People may say that clothes make the man, but there's nothing more indicative of someone's personality than the manner in which he or she chooses to furnish a home. Tasteful drapes and puffy cushions might serve as markers for classic sensuality; ergonomic Panton chairs and monochromes might indicate a get-to-the-point simplicity. Most likely, there's a little bit of everything in our personal chic. Whether it's French country, American classic, or an altogether unique universe of textiles and upholstery, there's a place in the city that reflects each decorator's special je ne sais quoi.

The New Deal may well be the best all-purpose custom furniture and accessory store in San Francisco, boasting gorgeous creations from local and international designers. Contemporary, retro and classic influences are fused together effortlessly in this tiny corner store with big pieces that know how to work a room. At New Deal, you can flip through a catalog and come up with over 150 stylish sofa designs and a thousand fabrics to select from. You'll find cube-shaped, silk-covered ottomans; delicate hanging glass lamps with kaleidoscopic shades and names like "Mosque," "Odalisque," and "Fiamma"; and four-poster teak claw-foot beds that are as imposing as thrones. Charming objets d'art are strewn all over the place as well, ranging from vintage bowls and vases made from recycled materials to vibrant fused glass plates. Complemented by Sergio Galli's photo-pop oil paintings of the Bay Area, the New Deal oozes with a liberal array of items that range from quirky to downright regal.

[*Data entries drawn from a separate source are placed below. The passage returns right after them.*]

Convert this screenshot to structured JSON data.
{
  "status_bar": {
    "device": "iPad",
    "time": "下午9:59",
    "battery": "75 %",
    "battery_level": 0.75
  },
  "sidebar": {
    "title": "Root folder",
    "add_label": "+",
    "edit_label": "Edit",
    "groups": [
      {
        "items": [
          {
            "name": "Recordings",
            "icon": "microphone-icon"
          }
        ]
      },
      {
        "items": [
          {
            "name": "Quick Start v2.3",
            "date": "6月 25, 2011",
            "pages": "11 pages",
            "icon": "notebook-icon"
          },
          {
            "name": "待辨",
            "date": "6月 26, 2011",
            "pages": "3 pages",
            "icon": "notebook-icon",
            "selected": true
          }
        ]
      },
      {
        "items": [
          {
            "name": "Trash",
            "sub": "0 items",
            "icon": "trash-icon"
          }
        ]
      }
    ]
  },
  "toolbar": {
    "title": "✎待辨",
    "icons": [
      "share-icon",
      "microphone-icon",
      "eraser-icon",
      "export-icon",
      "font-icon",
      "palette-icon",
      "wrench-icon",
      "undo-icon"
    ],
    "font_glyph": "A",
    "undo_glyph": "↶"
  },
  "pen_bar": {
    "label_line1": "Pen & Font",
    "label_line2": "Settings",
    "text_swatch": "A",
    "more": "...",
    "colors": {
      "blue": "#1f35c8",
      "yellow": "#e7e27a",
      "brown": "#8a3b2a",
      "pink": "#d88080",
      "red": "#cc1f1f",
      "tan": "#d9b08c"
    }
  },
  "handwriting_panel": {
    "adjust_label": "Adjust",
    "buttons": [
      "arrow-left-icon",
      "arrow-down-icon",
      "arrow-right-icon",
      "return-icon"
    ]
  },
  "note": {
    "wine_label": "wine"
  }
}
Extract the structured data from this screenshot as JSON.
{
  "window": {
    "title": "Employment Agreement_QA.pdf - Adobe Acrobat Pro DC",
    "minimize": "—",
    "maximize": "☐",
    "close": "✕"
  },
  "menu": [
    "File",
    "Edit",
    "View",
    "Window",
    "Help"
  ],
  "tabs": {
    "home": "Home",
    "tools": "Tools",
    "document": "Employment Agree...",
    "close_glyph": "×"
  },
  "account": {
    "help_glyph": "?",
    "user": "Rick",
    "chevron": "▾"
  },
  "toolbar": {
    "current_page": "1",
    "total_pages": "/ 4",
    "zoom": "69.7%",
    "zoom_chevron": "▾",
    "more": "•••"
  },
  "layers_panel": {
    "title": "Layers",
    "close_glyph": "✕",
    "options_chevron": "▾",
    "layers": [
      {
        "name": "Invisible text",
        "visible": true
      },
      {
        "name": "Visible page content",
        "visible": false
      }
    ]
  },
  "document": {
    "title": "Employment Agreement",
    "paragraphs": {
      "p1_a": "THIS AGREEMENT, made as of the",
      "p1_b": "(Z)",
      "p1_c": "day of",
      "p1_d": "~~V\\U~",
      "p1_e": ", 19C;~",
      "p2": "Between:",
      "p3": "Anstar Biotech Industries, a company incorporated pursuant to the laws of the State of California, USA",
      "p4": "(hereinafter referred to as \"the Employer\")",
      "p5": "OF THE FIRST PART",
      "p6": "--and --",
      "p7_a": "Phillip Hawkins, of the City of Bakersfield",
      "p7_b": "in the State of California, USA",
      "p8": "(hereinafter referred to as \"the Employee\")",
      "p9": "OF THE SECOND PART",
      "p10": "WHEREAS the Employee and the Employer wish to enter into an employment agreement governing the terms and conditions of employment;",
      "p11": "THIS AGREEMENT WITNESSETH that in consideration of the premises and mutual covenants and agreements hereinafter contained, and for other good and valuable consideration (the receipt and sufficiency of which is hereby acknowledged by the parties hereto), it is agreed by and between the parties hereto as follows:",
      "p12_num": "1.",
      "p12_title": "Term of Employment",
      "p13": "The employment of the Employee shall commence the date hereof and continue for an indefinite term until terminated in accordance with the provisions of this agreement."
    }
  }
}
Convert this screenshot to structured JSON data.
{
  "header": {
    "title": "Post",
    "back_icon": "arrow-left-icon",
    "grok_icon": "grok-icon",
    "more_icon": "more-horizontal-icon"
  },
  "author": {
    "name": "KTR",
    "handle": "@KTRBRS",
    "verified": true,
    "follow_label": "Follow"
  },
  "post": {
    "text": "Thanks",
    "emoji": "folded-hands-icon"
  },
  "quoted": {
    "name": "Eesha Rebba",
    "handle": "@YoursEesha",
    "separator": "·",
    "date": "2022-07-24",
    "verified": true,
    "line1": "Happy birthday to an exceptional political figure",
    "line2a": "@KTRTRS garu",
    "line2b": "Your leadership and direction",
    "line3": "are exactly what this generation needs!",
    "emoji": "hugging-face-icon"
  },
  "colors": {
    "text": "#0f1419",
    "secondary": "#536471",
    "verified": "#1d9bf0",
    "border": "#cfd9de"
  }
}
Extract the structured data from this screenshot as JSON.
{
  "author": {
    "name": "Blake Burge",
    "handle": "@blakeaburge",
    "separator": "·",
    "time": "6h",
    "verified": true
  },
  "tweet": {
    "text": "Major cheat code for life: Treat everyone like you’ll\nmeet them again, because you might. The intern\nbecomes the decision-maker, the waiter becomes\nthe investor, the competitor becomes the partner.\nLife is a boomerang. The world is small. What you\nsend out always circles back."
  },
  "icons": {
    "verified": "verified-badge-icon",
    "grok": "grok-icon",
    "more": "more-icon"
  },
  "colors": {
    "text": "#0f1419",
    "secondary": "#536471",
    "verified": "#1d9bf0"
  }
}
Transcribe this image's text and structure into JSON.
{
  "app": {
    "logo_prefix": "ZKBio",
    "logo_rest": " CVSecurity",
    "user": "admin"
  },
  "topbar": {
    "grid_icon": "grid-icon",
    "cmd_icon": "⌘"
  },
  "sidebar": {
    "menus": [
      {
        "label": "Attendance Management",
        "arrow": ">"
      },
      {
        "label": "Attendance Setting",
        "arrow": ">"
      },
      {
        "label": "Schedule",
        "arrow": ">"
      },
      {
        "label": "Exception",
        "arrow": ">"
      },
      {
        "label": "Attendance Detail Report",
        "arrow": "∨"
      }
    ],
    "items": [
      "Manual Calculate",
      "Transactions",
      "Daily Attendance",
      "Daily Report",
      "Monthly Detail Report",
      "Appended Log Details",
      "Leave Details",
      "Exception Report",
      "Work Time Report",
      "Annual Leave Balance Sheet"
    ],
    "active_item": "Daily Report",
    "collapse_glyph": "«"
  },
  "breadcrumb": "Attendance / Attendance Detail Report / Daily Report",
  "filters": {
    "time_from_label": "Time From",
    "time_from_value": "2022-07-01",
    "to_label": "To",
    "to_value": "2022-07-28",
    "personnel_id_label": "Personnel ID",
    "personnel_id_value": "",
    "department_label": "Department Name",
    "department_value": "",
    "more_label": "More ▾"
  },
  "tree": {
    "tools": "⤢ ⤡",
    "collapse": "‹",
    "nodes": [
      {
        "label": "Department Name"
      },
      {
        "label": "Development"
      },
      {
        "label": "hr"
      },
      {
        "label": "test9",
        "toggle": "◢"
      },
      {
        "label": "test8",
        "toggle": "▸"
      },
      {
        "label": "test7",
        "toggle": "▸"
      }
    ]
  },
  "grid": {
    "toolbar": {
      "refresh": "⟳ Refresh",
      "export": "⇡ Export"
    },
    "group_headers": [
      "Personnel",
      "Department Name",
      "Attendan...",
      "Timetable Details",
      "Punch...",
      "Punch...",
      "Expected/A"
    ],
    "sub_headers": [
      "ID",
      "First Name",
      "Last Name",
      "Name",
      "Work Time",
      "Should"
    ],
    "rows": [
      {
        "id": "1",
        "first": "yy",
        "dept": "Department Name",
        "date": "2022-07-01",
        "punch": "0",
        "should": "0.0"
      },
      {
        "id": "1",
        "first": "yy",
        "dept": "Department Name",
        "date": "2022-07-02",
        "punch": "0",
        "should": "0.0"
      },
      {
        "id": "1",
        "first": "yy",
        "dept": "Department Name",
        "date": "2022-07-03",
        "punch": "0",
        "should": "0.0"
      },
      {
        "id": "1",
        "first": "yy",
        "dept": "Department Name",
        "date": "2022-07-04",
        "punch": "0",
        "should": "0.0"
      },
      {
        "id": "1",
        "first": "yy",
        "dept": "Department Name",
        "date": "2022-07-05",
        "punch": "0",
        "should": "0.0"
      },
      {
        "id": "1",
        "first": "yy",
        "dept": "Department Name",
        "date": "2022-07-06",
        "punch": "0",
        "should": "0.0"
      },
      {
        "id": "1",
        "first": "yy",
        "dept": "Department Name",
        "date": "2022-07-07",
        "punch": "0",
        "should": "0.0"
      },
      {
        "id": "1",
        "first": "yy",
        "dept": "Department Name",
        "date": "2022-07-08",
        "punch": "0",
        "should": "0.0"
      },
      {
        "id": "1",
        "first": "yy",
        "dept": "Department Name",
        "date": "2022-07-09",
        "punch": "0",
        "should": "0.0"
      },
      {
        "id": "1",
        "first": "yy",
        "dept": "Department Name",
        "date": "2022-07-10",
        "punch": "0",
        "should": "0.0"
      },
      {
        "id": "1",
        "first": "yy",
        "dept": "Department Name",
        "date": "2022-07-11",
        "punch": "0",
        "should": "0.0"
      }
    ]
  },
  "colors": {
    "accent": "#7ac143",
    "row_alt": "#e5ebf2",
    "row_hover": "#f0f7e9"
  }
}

Next on the list is Limn, a two-decade old store in the SoMa sprawling with high-end designs and original artwork (there's a gallery adjacent to the shop) from over 500 designers. Limn, which means to draw or illuminate in old English, carries the kind of audacious masterpieces you might think are only possible in the movies-the furniture portion of the place is like a gallery on its own. Initially envisioned as a drafting studio for architects and artists in San Francisco, Limn expanded to incorporate fine art and quickly became popular for its adventurous forays into modern furniture, lighting, and accessories. From Cappellini's pointillist-splattered loveseat to Marcel Wanders' plaited carbon armchair (entitled the Fishnet) to Gaetano Pesce's humanoid sofas dressed in stretch fabric, Limn's retro-future products are primarily European in origin and often sold for the first time outside of Europe.

Lastly, the intersection between Nob Hill and the Tenderloin flaunts a flashy array of modern accoutrements at Sugar, which is filled with exclusively white items, with hues ranging from milk to stone to blindingly bright. Opened in 2000, it's a favorite among designers and students alike. Owner Michael Page's mission with Sugar was to get across the calming effect of white-on-white and to display its versatility. Designer Jonathan Adler's couture pieces are all about; other wares include Ceci's rustic aluminum and ceramic pottery, David Brunicardi's Lucite and wood fixtures, Randy Castellon's frosted plastic slabs, Kartel's clever drawer units, and minimalist curiosities that look like they were pinched from classic sci-fi films.

Forget the feng shui truisms or your landlord's 1970's curtains - your home is your sanctuary, a veritable palace of your dreams, hopes, and distinct style. For the more frugal-minded in the crowd, custom furniture shops can serve as springboards for inspirationů or even aesthetic treats for everyone who needs to see, smell, touch and breathe art in order to appreciate it.